EXERCISE DIRECTIONS. Pull every line containing "icon" from the listing below.

EXERCISE DATA.
>>>>
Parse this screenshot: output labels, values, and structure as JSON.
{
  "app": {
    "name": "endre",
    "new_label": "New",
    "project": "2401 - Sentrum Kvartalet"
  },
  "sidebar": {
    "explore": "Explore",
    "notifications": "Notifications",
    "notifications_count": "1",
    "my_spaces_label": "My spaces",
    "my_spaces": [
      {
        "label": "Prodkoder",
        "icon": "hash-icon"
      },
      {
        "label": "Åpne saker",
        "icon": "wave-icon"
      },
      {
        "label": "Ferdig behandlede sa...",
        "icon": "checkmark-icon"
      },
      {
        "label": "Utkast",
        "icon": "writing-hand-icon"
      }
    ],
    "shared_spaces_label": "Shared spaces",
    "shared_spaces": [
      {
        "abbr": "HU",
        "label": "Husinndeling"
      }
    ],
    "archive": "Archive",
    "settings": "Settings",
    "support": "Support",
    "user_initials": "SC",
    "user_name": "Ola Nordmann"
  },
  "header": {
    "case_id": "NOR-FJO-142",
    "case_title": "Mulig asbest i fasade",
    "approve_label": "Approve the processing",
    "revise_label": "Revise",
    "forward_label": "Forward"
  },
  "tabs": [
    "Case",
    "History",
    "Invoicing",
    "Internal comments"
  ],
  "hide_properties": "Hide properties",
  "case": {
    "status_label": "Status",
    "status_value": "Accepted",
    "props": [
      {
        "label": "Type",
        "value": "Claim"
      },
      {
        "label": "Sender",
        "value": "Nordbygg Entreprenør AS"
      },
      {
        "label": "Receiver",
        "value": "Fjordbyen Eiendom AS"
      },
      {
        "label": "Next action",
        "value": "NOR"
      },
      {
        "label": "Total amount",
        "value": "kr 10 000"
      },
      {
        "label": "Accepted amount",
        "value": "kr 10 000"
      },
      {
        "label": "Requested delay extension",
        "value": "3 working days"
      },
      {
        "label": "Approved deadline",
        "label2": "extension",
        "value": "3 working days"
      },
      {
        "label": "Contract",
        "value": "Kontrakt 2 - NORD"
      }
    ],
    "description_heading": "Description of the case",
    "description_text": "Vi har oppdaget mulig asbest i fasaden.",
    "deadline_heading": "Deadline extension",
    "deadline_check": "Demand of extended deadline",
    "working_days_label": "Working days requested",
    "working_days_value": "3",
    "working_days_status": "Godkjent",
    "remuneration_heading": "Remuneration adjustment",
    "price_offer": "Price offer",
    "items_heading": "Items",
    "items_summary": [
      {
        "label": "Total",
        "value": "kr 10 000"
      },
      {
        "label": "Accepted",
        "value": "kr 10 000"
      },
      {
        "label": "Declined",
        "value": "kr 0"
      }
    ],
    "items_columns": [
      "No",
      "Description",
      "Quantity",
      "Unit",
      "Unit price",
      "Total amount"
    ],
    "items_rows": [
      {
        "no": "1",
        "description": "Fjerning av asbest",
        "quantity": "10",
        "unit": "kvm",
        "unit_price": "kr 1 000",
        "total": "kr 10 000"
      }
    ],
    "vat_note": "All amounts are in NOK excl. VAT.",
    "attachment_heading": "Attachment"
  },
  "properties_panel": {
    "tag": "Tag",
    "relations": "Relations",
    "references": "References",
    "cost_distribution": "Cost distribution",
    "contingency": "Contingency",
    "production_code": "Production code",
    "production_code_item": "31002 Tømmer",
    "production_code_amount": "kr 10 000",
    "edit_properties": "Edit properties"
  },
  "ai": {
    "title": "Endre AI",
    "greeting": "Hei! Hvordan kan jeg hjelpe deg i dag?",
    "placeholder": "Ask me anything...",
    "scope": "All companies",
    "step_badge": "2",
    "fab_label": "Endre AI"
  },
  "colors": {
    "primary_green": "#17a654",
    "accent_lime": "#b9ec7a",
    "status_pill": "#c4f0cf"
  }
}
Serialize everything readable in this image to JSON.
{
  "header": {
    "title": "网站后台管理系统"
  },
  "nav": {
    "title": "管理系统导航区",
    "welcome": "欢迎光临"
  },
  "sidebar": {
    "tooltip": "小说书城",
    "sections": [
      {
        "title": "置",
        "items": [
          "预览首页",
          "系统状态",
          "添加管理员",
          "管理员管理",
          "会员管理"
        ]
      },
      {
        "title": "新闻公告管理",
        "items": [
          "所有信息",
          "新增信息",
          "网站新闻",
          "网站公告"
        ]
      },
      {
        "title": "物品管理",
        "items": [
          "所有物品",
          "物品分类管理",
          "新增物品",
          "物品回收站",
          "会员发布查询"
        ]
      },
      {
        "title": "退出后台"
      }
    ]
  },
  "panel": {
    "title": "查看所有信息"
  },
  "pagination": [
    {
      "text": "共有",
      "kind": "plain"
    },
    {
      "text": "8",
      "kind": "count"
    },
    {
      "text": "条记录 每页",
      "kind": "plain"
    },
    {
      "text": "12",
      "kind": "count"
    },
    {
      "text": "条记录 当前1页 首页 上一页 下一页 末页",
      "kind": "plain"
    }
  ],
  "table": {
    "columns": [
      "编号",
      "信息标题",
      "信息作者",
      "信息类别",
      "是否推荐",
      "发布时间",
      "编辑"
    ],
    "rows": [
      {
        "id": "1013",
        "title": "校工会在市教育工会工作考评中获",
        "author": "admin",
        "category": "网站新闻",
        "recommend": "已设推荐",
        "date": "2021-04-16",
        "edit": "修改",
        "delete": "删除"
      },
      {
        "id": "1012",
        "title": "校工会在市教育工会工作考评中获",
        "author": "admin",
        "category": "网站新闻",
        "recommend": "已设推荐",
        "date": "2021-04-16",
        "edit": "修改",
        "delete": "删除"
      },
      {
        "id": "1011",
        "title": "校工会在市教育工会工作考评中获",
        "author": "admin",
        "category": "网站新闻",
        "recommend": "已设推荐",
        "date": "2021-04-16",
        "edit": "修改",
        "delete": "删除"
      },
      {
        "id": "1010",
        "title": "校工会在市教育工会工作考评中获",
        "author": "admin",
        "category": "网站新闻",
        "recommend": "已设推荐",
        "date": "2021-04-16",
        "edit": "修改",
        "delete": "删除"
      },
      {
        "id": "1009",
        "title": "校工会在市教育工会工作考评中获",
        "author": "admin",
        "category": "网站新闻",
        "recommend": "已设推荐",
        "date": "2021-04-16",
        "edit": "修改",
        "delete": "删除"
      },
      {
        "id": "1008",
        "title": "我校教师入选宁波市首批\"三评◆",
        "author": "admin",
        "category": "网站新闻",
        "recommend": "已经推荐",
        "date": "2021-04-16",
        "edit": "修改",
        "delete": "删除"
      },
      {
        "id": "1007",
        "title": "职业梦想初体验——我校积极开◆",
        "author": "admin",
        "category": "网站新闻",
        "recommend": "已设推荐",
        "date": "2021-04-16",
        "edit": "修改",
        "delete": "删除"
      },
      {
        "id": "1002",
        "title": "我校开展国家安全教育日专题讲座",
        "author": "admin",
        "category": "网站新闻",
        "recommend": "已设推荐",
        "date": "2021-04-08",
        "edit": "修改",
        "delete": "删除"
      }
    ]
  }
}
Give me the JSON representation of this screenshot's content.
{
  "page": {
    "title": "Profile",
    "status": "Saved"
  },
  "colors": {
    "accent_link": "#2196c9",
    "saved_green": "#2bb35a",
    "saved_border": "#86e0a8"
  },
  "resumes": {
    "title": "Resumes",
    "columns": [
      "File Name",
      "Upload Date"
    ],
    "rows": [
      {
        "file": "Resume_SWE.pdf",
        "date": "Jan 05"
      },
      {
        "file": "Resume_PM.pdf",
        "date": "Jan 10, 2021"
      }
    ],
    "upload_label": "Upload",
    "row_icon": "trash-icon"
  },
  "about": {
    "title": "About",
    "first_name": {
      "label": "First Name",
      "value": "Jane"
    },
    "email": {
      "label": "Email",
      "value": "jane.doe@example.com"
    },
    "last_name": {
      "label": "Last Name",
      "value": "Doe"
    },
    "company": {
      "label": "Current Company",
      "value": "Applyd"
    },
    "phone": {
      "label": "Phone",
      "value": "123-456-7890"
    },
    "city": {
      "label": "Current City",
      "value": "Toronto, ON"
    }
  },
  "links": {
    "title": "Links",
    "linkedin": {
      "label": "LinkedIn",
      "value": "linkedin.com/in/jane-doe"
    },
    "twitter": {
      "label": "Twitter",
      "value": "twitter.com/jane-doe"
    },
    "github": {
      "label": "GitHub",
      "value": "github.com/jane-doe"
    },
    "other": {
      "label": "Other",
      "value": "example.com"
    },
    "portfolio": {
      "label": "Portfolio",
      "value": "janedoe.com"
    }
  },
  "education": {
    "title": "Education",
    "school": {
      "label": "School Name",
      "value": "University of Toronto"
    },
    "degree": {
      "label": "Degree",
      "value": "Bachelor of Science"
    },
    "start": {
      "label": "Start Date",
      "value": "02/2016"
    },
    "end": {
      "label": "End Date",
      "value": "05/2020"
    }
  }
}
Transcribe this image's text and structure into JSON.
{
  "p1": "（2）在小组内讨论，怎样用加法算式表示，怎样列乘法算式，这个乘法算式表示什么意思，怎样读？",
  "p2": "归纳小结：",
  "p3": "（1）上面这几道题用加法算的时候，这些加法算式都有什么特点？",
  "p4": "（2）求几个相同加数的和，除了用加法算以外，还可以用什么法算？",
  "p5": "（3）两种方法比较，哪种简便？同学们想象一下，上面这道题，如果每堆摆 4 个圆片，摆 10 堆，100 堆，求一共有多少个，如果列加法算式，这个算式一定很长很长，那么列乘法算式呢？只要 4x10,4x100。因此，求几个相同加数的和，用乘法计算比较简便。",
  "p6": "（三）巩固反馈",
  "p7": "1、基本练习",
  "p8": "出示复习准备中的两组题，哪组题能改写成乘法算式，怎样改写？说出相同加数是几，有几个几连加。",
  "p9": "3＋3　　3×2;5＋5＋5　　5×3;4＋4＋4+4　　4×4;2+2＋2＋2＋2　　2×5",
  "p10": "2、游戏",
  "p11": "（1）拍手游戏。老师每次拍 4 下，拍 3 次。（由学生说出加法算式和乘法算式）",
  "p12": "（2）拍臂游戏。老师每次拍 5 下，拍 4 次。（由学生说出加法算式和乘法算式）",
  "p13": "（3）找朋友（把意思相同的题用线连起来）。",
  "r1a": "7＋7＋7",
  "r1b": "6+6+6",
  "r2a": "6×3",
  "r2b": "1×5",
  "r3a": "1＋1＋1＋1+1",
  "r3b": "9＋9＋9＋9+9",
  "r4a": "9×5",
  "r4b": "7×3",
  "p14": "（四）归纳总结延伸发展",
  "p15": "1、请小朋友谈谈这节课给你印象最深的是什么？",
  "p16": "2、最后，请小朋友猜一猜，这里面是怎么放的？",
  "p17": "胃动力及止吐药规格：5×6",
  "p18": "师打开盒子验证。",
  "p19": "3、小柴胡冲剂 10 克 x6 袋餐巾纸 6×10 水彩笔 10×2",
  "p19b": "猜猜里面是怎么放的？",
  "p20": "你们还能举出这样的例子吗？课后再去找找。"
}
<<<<
YOUR SOLUTION.
        "icon": "hash-icon"
        "icon": "wave-icon"
        "icon": "checkmark-icon"
        "icon": "writing-hand-icon"
    "row_icon": "trash-icon"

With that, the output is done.